The individuals voted into office are the key to ensuring stable government and “for a long time now” Australians have “elected people who can’t do that”, a political scientist based in western NSW contests.
Liberal federal president Nick Greiner has called for the party to adopt new leadership rules to prevent a repeat of last week’s leadership coup that ultimately saw Scott Morrison succeed Malcolm Turnbull as prime minister.
It was the second leadership challenge in as many terms in office.
For the nation’s good, I’d urge Liberal Party to adopt a rule change to prevent rolling political chaos. Our 2013 rule change (requiring 50% vote of MPs, 50% of ALL party members) means you can’t just launch a coup at the drop of a hat. It’s helped give Labor 5 years of stability— Kevin Rudd (@MrKRudd) August 24, 2018
A move to introduce a rules would follow Labor’s suit after its leadership turmoil, but Bathurst-based Associate Professor Dominic O’Sullivan contested the call missed the crux of the matter.
The Charles Sturt University academic said the issue was “bigger than that in that it comes down to the kinds of people that we the voters elect to Parliament” as well as the “kinds of people that parties preselect”.
“The lack of political judgement shown by some of these people in the party room over the past week is just extraordinary,” he said.
“...So I think, you know, it’s a matter for the Liberal Party, whether it needs to change its own rules, but people elect people to Parliament in the hope they’re going to contribute to stable government.
“For a long time now we’ve elected people who can’t do that.”
The associate professor said it was hard to say if voters at Dubbo would have to return to the polls this year - before the end of the term.
He said there was “no advantage to the government in going too early”, but on the other hand the Coalition had a one-seat majority only, with a by-election pending at Malcolm Turnbull’s retirement.
“So I don’t think the government would put itself in a position where it risked losing a confidence vote in the Parliament, but I think ideally from the government’s perspective it wants to give Morrison time to establish himself as prime minister, time to show he can lead a cohesive government,” Associate Professor O’Sullivan said.
“And I think that’s really important.
“People who instigated this move to bring down Turnbull didn’t do it because they wanted Morrison.
“They wanted Dutton and they haven’t got him.

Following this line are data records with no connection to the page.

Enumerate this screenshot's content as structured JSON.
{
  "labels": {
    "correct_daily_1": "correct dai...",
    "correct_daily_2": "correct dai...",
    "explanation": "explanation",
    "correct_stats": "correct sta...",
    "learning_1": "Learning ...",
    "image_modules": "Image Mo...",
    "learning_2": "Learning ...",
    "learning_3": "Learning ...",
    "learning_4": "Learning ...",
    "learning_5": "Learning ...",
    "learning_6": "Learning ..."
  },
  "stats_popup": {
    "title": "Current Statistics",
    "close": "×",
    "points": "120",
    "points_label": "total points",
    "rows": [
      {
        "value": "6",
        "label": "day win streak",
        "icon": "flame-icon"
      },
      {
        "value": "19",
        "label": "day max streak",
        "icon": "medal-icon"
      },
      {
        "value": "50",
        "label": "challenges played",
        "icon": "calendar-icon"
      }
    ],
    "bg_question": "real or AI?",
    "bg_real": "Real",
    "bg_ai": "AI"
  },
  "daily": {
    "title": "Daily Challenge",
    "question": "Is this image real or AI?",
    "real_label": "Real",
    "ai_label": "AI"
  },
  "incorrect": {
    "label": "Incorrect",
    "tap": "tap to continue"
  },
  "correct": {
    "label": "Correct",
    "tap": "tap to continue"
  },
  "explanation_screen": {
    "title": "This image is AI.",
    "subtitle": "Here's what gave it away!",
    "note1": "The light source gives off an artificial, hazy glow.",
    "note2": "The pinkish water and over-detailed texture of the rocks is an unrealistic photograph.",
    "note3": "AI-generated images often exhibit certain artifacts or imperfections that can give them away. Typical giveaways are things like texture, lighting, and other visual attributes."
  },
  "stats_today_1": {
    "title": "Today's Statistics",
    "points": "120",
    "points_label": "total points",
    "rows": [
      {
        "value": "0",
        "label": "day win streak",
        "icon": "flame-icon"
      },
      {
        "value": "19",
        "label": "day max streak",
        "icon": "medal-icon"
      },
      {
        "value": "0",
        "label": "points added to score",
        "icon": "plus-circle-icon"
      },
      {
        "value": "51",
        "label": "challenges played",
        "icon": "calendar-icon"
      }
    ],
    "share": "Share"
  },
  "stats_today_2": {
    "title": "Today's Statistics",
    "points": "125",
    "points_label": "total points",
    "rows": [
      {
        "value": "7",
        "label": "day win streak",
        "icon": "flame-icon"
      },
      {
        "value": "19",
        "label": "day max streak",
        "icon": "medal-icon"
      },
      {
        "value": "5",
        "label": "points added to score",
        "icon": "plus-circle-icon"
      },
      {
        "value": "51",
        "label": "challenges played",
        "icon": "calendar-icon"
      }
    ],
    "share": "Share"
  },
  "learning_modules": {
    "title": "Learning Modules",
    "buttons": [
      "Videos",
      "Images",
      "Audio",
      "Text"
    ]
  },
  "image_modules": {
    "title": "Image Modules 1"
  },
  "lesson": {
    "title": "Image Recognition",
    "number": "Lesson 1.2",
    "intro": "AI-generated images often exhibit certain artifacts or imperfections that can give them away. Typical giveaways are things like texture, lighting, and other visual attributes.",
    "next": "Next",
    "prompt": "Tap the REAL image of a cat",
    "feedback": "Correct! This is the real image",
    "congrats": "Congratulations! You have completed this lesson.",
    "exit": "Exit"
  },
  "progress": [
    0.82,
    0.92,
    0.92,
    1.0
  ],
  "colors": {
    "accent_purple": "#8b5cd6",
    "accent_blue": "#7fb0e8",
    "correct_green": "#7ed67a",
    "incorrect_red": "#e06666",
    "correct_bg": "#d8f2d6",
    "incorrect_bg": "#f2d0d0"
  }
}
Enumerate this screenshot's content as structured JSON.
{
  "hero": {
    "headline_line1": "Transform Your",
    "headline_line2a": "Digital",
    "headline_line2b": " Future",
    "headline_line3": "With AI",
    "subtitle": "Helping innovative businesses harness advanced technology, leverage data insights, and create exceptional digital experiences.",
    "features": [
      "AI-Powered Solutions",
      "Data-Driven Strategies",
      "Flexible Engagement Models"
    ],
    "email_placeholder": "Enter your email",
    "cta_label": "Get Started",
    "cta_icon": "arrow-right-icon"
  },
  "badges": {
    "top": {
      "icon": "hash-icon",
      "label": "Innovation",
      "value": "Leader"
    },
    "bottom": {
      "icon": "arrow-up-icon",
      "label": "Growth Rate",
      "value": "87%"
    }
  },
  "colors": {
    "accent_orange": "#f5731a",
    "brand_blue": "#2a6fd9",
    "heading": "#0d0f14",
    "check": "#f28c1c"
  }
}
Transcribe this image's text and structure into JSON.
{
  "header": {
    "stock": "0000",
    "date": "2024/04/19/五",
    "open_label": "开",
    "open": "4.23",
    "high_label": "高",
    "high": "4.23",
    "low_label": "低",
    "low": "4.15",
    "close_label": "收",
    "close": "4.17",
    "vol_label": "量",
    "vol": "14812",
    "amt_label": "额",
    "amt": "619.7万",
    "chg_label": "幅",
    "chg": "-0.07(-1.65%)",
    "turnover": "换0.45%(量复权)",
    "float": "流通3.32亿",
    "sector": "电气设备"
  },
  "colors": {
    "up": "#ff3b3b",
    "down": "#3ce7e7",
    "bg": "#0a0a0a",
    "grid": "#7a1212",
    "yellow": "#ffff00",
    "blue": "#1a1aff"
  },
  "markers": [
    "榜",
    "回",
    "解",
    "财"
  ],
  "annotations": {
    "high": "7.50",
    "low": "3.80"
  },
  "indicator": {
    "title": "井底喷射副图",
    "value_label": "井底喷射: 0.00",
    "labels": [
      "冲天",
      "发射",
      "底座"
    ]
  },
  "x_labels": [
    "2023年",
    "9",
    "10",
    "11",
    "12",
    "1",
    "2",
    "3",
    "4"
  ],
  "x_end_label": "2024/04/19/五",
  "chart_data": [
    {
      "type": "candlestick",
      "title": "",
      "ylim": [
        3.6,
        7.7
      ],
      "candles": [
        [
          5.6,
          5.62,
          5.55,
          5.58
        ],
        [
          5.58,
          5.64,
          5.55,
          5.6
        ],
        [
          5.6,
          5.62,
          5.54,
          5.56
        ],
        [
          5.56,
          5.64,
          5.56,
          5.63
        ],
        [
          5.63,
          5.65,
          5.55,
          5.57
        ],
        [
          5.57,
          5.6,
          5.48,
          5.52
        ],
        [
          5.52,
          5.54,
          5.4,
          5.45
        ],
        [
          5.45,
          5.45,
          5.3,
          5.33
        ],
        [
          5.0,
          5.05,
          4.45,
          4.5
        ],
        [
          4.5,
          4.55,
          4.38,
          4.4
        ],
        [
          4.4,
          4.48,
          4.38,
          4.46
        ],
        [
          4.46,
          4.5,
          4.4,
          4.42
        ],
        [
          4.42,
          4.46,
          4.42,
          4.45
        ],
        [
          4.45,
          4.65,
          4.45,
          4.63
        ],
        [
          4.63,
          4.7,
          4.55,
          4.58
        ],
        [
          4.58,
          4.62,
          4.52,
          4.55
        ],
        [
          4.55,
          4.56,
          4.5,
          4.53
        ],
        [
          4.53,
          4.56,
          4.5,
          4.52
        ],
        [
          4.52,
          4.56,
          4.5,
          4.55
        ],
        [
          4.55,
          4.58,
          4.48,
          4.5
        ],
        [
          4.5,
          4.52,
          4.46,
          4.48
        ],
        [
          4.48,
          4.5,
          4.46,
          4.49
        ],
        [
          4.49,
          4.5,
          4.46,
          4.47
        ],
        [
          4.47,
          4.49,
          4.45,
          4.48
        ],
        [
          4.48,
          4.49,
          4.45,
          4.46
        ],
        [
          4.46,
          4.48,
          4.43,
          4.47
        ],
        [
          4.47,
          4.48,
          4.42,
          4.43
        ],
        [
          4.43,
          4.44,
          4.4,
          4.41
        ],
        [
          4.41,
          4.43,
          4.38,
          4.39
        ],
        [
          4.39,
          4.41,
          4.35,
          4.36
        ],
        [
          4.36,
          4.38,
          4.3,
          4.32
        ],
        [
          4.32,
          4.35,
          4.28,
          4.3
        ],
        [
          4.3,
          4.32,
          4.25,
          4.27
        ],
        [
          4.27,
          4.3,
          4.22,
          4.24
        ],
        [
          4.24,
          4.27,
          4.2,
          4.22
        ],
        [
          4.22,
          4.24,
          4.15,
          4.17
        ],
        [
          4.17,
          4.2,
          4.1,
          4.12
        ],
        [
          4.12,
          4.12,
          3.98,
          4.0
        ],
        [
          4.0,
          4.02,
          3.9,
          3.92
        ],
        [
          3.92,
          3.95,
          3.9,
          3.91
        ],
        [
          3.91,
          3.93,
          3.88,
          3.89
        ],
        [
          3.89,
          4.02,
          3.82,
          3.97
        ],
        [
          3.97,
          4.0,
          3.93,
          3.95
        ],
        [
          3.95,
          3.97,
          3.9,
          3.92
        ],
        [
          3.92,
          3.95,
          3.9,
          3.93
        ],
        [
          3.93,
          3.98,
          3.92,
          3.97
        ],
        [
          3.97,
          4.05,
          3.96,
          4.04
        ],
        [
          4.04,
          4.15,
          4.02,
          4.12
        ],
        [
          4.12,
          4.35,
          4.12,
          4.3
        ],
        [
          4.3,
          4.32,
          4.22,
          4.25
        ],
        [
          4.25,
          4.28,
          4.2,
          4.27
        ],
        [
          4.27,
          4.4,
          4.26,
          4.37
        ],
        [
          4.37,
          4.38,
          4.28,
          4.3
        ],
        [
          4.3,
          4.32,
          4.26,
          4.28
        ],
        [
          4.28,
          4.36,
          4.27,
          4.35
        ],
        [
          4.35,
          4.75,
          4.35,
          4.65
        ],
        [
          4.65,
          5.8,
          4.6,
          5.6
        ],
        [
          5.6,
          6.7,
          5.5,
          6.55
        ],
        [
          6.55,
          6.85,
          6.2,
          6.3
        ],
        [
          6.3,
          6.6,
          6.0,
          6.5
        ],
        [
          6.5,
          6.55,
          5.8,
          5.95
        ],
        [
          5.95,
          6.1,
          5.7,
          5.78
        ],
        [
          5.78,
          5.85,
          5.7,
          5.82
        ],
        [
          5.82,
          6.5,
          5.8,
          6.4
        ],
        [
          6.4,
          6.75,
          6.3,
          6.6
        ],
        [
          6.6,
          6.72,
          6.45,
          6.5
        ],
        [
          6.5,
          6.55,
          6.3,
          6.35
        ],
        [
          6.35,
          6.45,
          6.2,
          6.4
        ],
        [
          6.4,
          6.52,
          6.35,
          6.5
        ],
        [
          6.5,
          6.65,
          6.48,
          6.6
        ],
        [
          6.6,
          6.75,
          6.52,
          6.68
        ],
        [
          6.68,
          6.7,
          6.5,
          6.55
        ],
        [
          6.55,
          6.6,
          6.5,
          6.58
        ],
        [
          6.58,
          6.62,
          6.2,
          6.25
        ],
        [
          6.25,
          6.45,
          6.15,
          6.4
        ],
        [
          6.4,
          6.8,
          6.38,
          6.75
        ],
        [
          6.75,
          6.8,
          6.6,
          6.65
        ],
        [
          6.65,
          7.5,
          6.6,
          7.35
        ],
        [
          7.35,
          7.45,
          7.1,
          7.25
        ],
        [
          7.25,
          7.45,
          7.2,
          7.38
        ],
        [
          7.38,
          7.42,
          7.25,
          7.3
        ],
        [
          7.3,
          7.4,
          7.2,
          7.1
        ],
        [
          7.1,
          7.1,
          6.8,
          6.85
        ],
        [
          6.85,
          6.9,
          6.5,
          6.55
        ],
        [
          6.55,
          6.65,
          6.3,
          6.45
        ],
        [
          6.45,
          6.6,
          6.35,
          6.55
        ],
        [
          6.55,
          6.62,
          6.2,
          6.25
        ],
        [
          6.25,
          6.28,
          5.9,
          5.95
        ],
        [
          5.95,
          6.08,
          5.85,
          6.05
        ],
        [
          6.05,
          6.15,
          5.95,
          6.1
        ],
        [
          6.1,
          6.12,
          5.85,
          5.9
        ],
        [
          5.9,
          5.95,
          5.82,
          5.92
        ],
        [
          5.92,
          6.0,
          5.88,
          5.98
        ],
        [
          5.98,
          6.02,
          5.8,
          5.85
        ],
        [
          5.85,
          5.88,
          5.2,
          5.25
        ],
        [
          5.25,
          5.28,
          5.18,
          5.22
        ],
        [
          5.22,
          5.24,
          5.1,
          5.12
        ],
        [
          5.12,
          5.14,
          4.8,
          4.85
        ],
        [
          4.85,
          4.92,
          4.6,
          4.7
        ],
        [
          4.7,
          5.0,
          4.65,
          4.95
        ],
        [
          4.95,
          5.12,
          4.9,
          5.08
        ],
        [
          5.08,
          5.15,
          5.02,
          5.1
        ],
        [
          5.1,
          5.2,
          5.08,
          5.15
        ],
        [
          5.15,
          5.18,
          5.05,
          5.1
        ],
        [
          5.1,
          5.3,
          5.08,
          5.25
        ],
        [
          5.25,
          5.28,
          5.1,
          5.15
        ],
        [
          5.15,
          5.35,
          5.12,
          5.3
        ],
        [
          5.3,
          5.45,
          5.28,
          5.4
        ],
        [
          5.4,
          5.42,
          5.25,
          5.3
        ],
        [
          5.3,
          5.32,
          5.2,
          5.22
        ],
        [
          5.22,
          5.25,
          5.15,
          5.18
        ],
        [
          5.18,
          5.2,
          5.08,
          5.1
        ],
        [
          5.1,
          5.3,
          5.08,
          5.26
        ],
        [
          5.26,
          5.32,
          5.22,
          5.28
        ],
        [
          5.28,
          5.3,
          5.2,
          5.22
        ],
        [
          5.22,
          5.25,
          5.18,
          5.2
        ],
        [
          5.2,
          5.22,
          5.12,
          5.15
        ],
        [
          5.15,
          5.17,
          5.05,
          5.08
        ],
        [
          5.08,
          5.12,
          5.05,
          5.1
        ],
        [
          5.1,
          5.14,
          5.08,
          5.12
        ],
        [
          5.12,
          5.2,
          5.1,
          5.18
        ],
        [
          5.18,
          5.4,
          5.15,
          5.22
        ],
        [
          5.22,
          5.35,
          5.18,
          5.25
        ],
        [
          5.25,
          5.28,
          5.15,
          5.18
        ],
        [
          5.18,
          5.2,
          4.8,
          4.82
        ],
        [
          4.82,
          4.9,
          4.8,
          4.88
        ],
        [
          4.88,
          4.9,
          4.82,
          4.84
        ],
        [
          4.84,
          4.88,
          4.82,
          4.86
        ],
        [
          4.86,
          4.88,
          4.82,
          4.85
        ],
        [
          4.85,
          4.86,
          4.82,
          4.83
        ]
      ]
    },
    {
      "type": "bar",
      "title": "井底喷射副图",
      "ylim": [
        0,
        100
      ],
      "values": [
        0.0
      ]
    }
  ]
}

“So there are an awful lot of disaffected people in the Liberal Party room and an awful lot of people… who were willing to put personal aspirations and personal preferences for more of a fringe politics.”